━━ Records ━━

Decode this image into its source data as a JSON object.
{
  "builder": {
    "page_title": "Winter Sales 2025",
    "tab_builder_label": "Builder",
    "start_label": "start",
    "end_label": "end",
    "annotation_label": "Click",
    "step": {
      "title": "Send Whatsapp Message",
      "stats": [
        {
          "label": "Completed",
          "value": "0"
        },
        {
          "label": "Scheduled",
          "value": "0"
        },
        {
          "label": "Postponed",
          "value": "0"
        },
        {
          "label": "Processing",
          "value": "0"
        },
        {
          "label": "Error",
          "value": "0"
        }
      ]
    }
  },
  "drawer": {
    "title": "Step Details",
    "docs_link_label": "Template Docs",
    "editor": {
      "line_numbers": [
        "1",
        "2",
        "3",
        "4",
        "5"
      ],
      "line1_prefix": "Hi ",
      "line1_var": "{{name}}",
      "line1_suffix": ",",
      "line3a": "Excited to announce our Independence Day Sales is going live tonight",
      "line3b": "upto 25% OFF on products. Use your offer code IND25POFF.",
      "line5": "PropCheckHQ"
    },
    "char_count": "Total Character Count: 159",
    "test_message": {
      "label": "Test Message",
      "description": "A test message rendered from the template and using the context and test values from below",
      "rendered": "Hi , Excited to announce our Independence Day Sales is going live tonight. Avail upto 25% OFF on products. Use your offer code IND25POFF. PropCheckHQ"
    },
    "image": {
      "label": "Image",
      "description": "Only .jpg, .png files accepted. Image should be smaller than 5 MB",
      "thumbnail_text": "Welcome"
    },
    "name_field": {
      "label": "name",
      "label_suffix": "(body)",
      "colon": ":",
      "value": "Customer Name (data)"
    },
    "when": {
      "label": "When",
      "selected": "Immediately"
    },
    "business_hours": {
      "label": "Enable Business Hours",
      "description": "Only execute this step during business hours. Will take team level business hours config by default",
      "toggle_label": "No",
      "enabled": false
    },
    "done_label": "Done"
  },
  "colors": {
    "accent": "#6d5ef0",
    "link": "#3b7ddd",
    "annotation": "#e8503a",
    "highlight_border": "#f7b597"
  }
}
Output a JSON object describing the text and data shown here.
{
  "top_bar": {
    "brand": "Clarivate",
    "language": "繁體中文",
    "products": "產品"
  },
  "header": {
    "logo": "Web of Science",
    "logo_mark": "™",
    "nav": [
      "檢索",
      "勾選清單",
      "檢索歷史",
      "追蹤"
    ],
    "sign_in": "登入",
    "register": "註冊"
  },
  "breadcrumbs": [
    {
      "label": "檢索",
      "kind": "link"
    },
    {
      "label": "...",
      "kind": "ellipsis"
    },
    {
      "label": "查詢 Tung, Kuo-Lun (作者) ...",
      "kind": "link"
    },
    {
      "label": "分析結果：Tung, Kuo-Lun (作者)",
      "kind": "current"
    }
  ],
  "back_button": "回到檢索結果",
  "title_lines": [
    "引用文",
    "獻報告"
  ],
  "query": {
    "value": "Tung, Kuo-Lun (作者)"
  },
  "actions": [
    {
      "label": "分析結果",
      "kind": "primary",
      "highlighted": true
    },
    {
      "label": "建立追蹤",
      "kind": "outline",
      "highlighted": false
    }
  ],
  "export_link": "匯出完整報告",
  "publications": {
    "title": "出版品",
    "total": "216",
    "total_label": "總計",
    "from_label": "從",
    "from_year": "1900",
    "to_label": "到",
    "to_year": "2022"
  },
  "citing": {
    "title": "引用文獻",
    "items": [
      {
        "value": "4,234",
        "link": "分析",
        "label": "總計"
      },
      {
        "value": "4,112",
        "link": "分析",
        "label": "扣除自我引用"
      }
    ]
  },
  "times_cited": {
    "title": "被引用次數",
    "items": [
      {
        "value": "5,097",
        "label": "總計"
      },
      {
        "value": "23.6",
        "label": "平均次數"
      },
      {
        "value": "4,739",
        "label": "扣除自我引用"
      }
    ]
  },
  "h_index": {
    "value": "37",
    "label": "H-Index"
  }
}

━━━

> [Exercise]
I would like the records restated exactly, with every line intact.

> [Written response]
Decode this image into its source data as a JSON object.
{
  "builder": {
    "page_title": "Winter Sales 2025",
    "tab_builder_label": "Builder",
    "start_label": "start",
    "end_label": "end",
    "annotation_label": "Click",
    "step": {
      "title": "Send Whatsapp Message",
      "stats": [
        {
          "label": "Completed",
          "value": "0"
        },
        {
          "label": "Scheduled",
          "value": "0"
        },
        {
          "label": "Postponed",
          "value": "0"
        },
        {
          "label": "Processing",
          "value": "0"
        },
        {
          "label": "Error",
          "value": "0"
        }
      ]
    }
  },
  "drawer": {
    "title": "Step Details",
    "docs_link_label": "Template Docs",
    "editor": {
      "line_numbers": [
        "1",
        "2",
        "3",
        "4",
        "5"
      ],
      "line1_prefix": "Hi ",
      "line1_var": "{{name}}",
      "line1_suffix": ",",
      "line3a": "Excited to announce our Independence Day Sales is going live tonight",
      "line3b": "upto 25% OFF on products. Use your offer code IND25POFF.",
      "line5": "PropCheckHQ"
    },
    "char_count": "Total Character Count: 159",
    "test_message": {
      "label": "Test Message",
      "description": "A test message rendered from the template and using the context and test values from below",
      "rendered": "Hi , Excited to announce our Independence Day Sales is going live tonight. Avail upto 25% OFF on products. Use your offer code IND25POFF. PropCheckHQ"
    },
    "image": {
      "label": "Image",
      "description": "Only .jpg, .png files accepted. Image should be smaller than 5 MB",
      "thumbnail_text": "Welcome"
    },
    "name_field": {
      "label": "name",
      "label_suffix": "(body)",
      "colon": ":",
      "value": "Customer Name (data)"
    },
    "when": {
      "label": "When",
      "selected": "Immediately"
    },
    "business_hours": {
      "label": "Enable Business Hours",
      "description": "Only execute this step during business hours. Will take team level business hours config by default",
      "toggle_label": "No",
      "enabled": false
    },
    "done_label": "Done"
  },
  "colors": {
    "accent": "#6d5ef0",
    "link": "#3b7ddd",
    "annotation": "#e8503a",
    "highlight_border": "#f7b597"
  }
}
Output a JSON object describing the text and data shown here.
{
  "top_bar": {
    "brand": "Clarivate",
    "language": "繁體中文",
    "products": "產品"
  },
  "header": {
    "logo": "Web of Science",
    "logo_mark": "™",
    "nav": [
      "檢索",
      "勾選清單",
      "檢索歷史",
      "追蹤"
    ],
    "sign_in": "登入",
    "register": "註冊"
  },
  "breadcrumbs": [
    {
      "label": "檢索",
      "kind": "link"
    },
    {
      "label": "...",
      "kind": "ellipsis"
    },
    {
      "label": "查詢 Tung, Kuo-Lun (作者) ...",
      "kind": "link"
    },
    {
      "label": "分析結果：Tung, Kuo-Lun (作者)",
      "kind": "current"
    }
  ],
  "back_button": "回到檢索結果",
  "title_lines": [
    "引用文",
    "獻報告"
  ],
  "query": {
    "value": "Tung, Kuo-Lun (作者)"
  },
  "actions": [
    {
      "label": "分析結果",
      "kind": "primary",
      "highlighted": true
    },
    {
      "label": "建立追蹤",
      "kind": "outline",
      "highlighted": false
    }
  ],
  "export_link": "匯出完整報告",
  "publications": {
    "title": "出版品",
    "total": "216",
    "total_label": "總計",
    "from_label": "從",
    "from_year": "1900",
    "to_label": "到",
    "to_year": "2022"
  },
  "citing": {
    "title": "引用文獻",
    "items": [
      {
        "value": "4,234",
        "link": "分析",
        "label": "總計"
      },
      {
        "value": "4,112",
        "link": "分析",
        "label": "扣除自我引用"
      }
    ]
  },
  "times_cited": {
    "title": "被引用次數",
    "items": [
      {
        "value": "5,097",
        "label": "總計"
      },
      {
        "value": "23.6",
        "label": "平均次數"
      },
      {
        "value": "4,739",
        "label": "扣除自我引用"
      }
    ]
  },
  "h_index": {
    "value": "37",
    "label": "H-Index"
  }
}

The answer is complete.